Each chapter of the book describes my effort to practice one spiritual discipline in particular: prayer, study and service are a few examples. And I’ve summarized what I learned about each at the end of the chapters in what I call in the book “non-expert tips,” because I felt as though I was starting at the beginning again with trying to fit these spiritual practices in my new life as a mom of a small child. So I think it’s very easy to read the book one discipline at a time, and it makes it easy to read with a group too.

Q: You have worked with Richard J. Foster who is best known for his book Celebration of Discipline, and his ministry. How did practicing those same disciplines he talks about prepare you for motherhood?

You know, I tried so hard to prepare myself for motherhood, but I don’t think anything can quite get you ready for it! And that’s true in both challenging and rewarding ways. But yes, Richard’s books, mainly Celebration and Prayer, had changed my life, and I had been trying to practice spiritual disciplines for some time before having a baby.
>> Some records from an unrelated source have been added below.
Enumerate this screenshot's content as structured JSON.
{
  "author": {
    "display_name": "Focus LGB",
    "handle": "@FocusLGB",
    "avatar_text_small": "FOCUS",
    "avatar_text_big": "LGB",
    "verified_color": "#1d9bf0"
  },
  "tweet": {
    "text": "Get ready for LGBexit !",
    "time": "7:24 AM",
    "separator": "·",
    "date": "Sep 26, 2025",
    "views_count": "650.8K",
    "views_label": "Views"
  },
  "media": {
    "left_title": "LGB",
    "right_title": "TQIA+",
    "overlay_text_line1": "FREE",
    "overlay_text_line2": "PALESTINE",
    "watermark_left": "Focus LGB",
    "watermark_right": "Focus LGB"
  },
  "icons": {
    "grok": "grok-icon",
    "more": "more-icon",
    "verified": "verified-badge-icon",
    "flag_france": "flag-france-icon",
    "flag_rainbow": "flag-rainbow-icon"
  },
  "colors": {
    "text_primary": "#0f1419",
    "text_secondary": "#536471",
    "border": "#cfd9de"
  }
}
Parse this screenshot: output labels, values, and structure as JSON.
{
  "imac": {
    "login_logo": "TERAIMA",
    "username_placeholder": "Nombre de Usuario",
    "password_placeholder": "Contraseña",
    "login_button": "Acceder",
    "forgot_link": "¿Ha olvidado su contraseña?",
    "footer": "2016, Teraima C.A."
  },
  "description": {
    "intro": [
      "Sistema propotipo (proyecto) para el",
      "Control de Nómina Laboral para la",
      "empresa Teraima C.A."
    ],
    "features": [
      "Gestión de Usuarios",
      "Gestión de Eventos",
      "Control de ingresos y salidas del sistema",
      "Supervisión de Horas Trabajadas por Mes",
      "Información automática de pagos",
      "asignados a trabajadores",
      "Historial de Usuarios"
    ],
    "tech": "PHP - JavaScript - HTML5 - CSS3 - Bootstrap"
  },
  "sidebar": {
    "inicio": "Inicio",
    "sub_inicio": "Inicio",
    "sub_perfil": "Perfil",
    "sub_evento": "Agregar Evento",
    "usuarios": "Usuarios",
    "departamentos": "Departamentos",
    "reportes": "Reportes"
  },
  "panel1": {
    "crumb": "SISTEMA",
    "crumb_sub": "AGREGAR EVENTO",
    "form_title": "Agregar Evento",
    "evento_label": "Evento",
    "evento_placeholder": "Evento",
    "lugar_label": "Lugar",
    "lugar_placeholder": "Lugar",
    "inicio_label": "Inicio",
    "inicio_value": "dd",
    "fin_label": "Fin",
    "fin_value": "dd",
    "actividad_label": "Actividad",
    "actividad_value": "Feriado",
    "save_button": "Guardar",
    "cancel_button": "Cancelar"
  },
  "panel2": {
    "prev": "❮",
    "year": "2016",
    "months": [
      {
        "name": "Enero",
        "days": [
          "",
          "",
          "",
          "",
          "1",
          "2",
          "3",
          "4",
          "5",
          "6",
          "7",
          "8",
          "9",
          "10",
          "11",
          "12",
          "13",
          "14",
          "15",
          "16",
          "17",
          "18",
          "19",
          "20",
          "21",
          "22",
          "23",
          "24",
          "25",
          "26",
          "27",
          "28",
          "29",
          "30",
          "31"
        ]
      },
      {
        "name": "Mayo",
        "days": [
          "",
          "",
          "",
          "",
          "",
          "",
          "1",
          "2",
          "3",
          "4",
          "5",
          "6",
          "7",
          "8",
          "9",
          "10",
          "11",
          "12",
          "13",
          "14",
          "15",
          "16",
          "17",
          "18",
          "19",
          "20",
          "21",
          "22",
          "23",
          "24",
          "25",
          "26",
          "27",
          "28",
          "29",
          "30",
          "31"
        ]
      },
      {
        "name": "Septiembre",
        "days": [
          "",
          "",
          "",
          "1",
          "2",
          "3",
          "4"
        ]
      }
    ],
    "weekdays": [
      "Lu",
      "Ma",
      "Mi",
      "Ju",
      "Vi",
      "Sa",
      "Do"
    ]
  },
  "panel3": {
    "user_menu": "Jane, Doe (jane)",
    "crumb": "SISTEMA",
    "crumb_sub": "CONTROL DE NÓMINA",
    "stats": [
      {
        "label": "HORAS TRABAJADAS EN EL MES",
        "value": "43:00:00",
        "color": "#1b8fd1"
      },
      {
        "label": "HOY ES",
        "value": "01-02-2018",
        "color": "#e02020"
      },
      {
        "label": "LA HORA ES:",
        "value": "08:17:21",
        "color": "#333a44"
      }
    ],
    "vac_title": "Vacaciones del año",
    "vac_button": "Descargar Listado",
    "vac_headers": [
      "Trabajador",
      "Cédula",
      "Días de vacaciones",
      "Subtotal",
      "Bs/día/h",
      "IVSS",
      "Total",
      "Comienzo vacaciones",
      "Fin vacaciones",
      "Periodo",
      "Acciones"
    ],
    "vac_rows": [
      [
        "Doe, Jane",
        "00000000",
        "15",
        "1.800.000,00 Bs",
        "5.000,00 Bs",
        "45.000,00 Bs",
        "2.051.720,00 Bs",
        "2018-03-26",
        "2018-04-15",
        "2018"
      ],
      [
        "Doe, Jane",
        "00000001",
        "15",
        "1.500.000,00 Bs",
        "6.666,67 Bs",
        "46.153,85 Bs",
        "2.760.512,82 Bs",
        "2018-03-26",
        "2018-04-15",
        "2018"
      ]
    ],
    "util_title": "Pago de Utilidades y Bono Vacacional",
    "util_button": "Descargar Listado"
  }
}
Initially that made things harder because I couldn’t practice them in the same way after becoming a mom — I didn’t seem to have time for prayer and study, and silence was just a fantasy.

Eventually, I began to see motherhood itself as a spiritual discipline, and this idea helped me enormously: to see motherhood as a role designed by God, one teaching me about God and helping me to become more like Jesus. That made so much sense to me.

Q: For those in the audience who may not be familiar with what you mean by “spiritual disciplines,” please share what they are and how they apply to our Christian walk.

Spiritual disciplines are just those practices Jesus showed us to help us stay connected to God and become more like Jesus. The idea is that once we become Christians, we are not done. We are to progress along the road of becoming more like Jesus, and there are many things we can do, things Jesus himself did and Christians throughout the centuries have done, to help us along the way. The disciplines I focused on in my book were prayer, fellowship, submission, study, simplicity, silence, fasting, worship, service and celebration, but there are many more. 

For more information about Julia Roller, visit her online home at juliaroller.com, become a fan on Facebook (JuliaLRoller) or follow her on Twitter (@julialroller).